Ever since they first began appearing from murky corners of the industry back in the late nineties, ambulance chasers have never been particularly good at making friends. The thorny issue of claims farming has consistently remained on the lips of insurers and brokers alike ever since they first boomed from our TV sets advising us to sue everyone and anyone.
If there’s blame there’s a claim. The epitome of the nanny state. They exist at the heart of compensation culture. In fact they are the wholly accountable for the whole bloody system. Professional parasites feeding off us all.
As you may have guessed I’m not a fan.
Yet somehow they defiantly remain a part of the industry and worryingly it seems some brokers are leaning towards the easy ‘quick fix’ solution they can offer. Lets be honest times are tough and the majority of us are having to work that little bit harder for a hell of a lot less. With the ridiculous increases in the FSCS being the latest over the top fee handed out to the broker community by the ever incompetent FSA, a little extra revenue from those damn ambulance chasers could prove highly tempting right now, but what is the real cost of this short term financial injection?
Trevor Cutts, business development director at independent broker network 1 Answer Network recently commented that the practice of claims farming threatened to undermine not only the claims process but also the very ‘integrity of the industry’ itself. For an industry dependant upon consumer trust, anything that can damage the broker/client relationship is of course inherently dangerous.
Of course as Mr. Cutts is quick to address there is a massive difference between a broker operating a legal expense policy, working in tandem with a reputable claims management company and the more ‘questionable approaches’ made to claimants years after their claim, looking to seek unmerited awards retrospectively.
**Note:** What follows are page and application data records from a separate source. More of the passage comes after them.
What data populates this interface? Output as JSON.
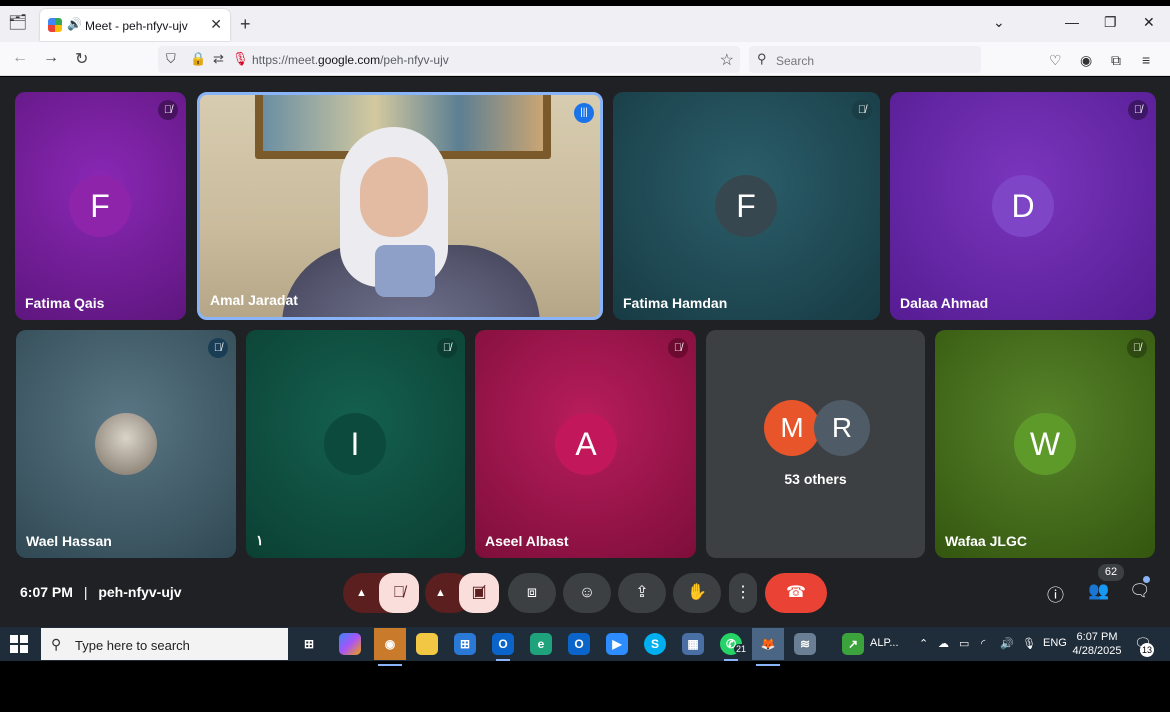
{
  "browser": {
    "tab_title": "Meet - peh-nfyv-ujv",
    "url_prefix": "https://meet.",
    "url_domain": "google.com",
    "url_path": "/peh-nfyv-ujv",
    "search_placeholder": "Search"
  },
  "tiles_row1": [
    {
      "name": "Fatima Qais",
      "initial": "F",
      "bg": "#7a1fa2",
      "avatar_bg": "#8e24aa"
    },
    {
      "name": "Amal Jaradat",
      "video": true
    },
    {
      "name": "Fatima Hamdan",
      "initial": "F",
      "bg": "#1e4a55",
      "avatar_bg": "#37474f"
    },
    {
      "name": "Dalaa Ahmad",
      "initial": "D",
      "bg": "#6a2aa8",
      "avatar_bg": "#7e45c7"
    }
  ],
  "tiles_row2": [
    {
      "name": "Wael Hassan",
      "bg": "#3d5a68"
    },
    {
      "name": "١",
      "initial": "I",
      "bg": "#0f5547",
      "avatar_bg": "#0b4a3d"
    },
    {
      "name": "Aseel Albast",
      "initial": "A",
      "bg": "#a3144f",
      "avatar_bg": "#c2185b"
    },
    {
      "others_label": "53 others",
      "initials": [
        "M",
        "R"
      ],
      "bg": "#3c4043"
    },
    {
      "name": "Wafaa JLGC",
      "initial": "W",
      "bg": "#436b18",
      "avatar_bg": "#5e9a2a"
    }
  ],
  "bottombar": {
    "time": "6:07 PM",
    "separator": "|",
    "meeting_code": "peh-nfyv-ujv",
    "participants_count": "62"
  },
  "taskbar": {
    "search_placeholder": "Type here to search",
    "whatsapp_badge": "21",
    "alp_label": "ALP...",
    "lang": "ENG",
    "time": "6:07 PM",
    "date": "4/28/2025",
    "notifications": "13"
  },
  "colors": {
    "meet_bg": "#202124",
    "hangup": "#ea4335",
    "speaking_outline": "#8ab4f8"
  }
}
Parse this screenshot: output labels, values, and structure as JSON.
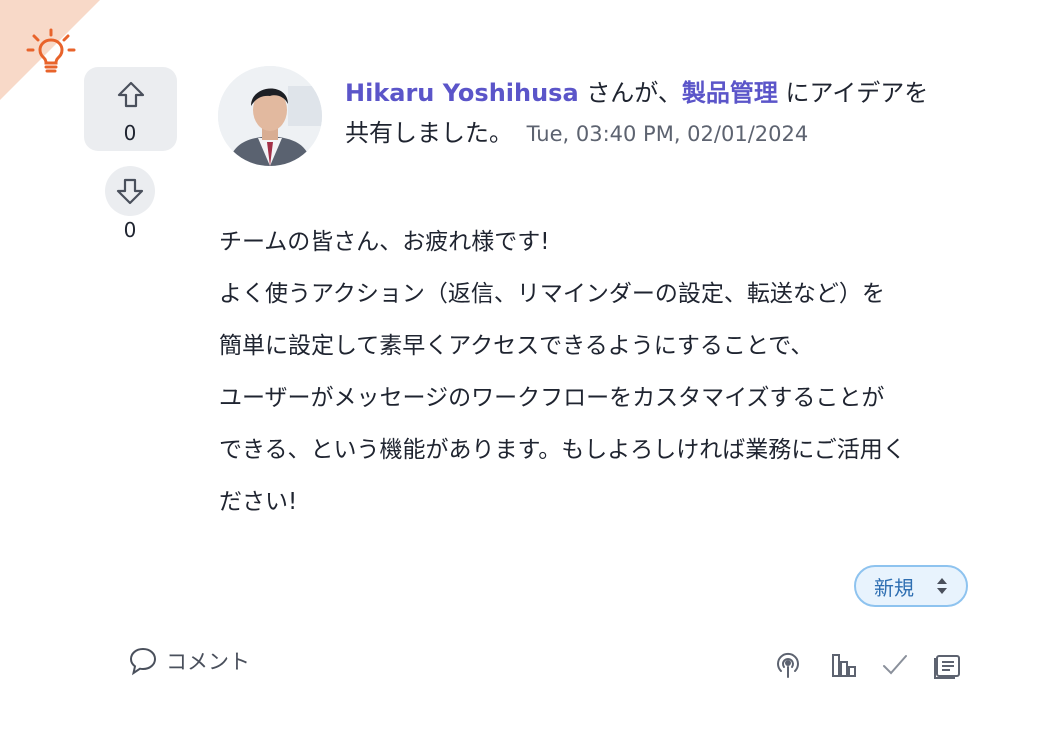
{
  "post": {
    "category_icon": "lightbulb-icon",
    "author": "Hikaru Yoshihusa",
    "text_1": "さんが、",
    "product": "製品管理",
    "text_2": "にアイデアを",
    "text_3": "共有しました。",
    "timestamp": "Tue, 03:40 PM, 02/01/2024",
    "body": {
      "greeting": "チームの皆さん、お疲れ様です!",
      "lines": [
        "よく使うアクション（返信、リマインダーの設定、転送など）を",
        "簡単に設定して素早くアクセスできるようにすることで、",
        "ユーザーがメッセージのワークフローをカスタマイズすることが",
        "できる、という機能があります。もしよろしければ業務にご活用く",
        "ださい!"
      ]
    },
    "status": "新規"
  },
  "votes": {
    "up": "0",
    "down": "0"
  },
  "footer": {
    "comment_label": "コメント",
    "icons": [
      "podcast-icon",
      "bar-chart-icon",
      "check-icon",
      "notes-icon"
    ]
  },
  "colors": {
    "accent": "#5b55c9",
    "badge": "#f8d9c8",
    "bulb": "#e8632b",
    "status_border": "#8ec3ef"
  }
}
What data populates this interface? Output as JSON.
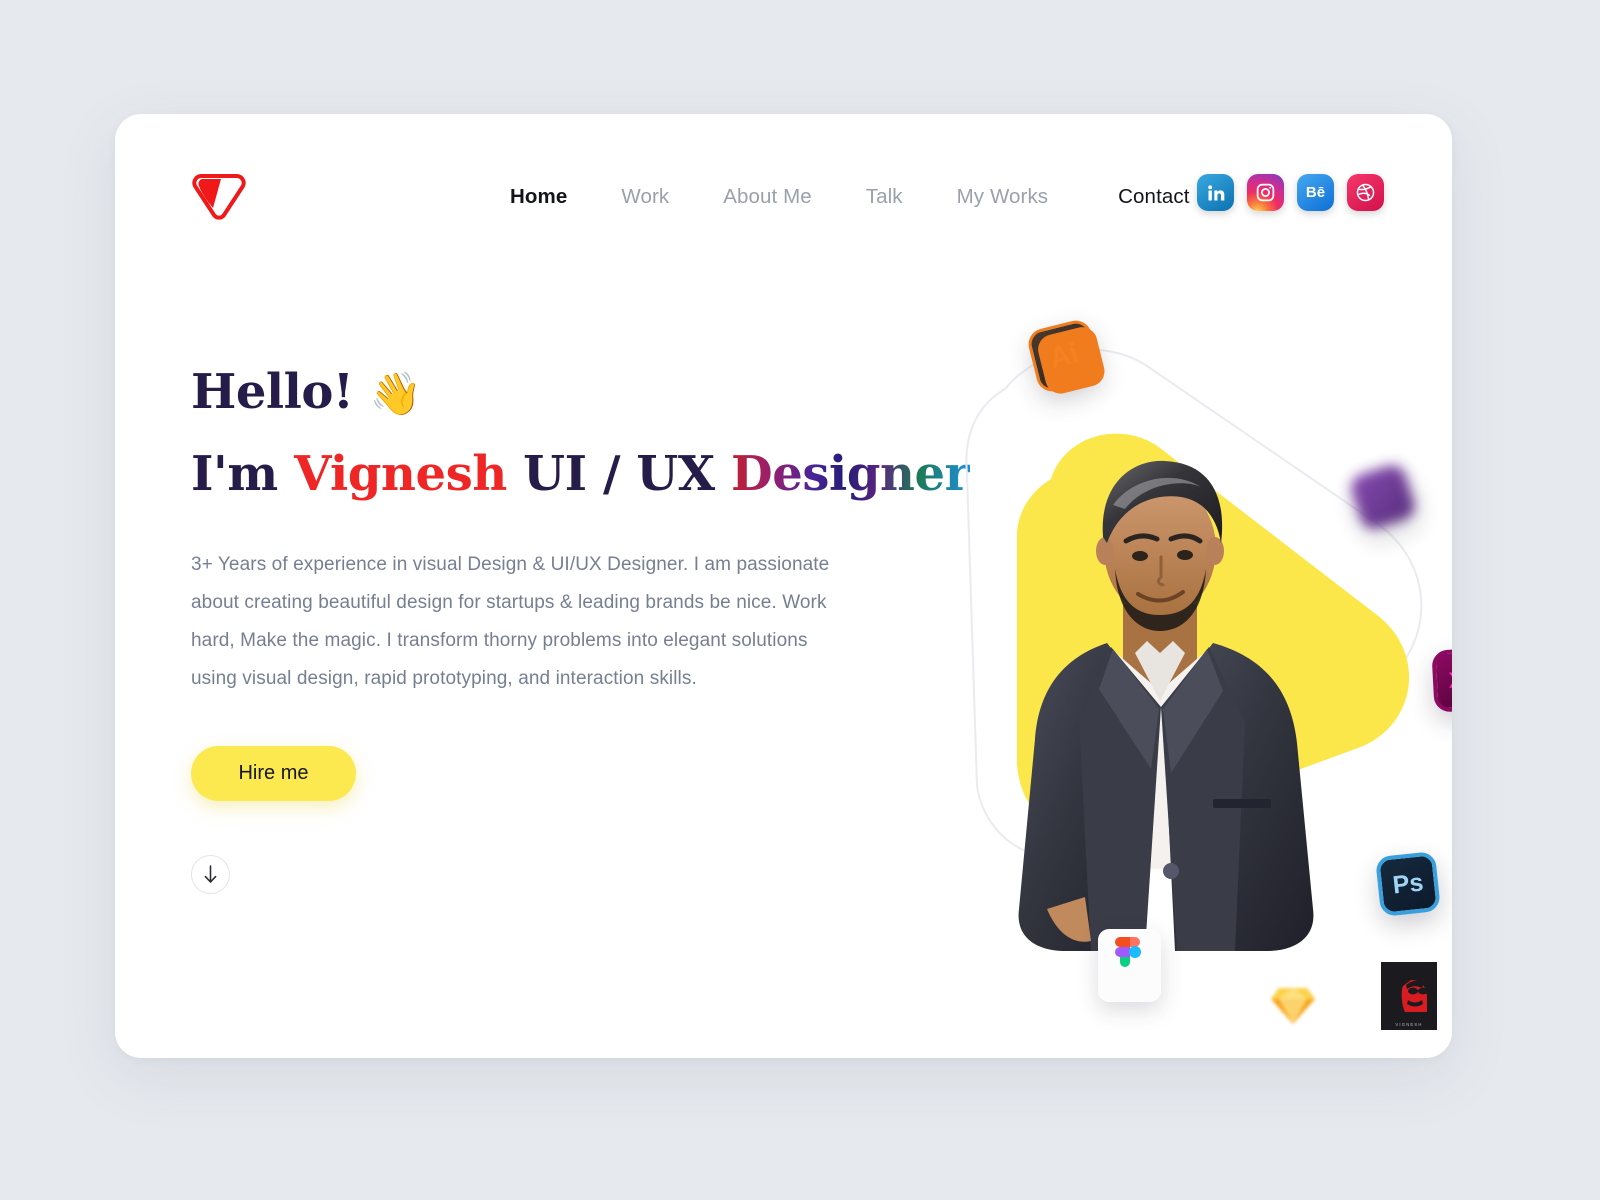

Often one will find that a law firm will have a surge in claims, and when this is the case there often tends to be generally one particular insurer involved. Whether the lists are generated by an insurer or a broker, the suggestion would certainly be that someone in the chain is selling on these claims for a quick buck. Neglecting the clients needs entirely – how quickly will it take that client to lose faith in both their broker, insurer and even the industry itself?
Commenting on the subject, Mike Keating, Head of Personal lines intermediary at Axa, actually went as far as labelling any company who make money from the practice of claims farming as ‘immoral’.
Describing what he sees as an ‘alarming feature of the market’ he acknowledged that the rise in claims farmers is a ‘disturbing trend’. In fact Axa are now one of a number of insurers who are introducing clearly differentiated pricing, aiming to penalise those brokers that claim farm and benefit those that don’t.
The good news is that the public are slowly starting to turn away from these parasites also. Whether it is the numerous horror stories of people being out of pocket even after having won their case, or perhaps just the sheer mindless, monotony of those bloody adverts, the reputations of many claims farmers are now in tatters.
Hopefully with the industry seemingly united on ensuring that the claims farmers are driven out of town the reputations of brokers and insurers will escape relatively unscathed.
Mr. Keating states that he ‘doesn’t think brokers believe that any model reliant on claims farming is sustainable.’
For the sake of the industry lets hope he’s right.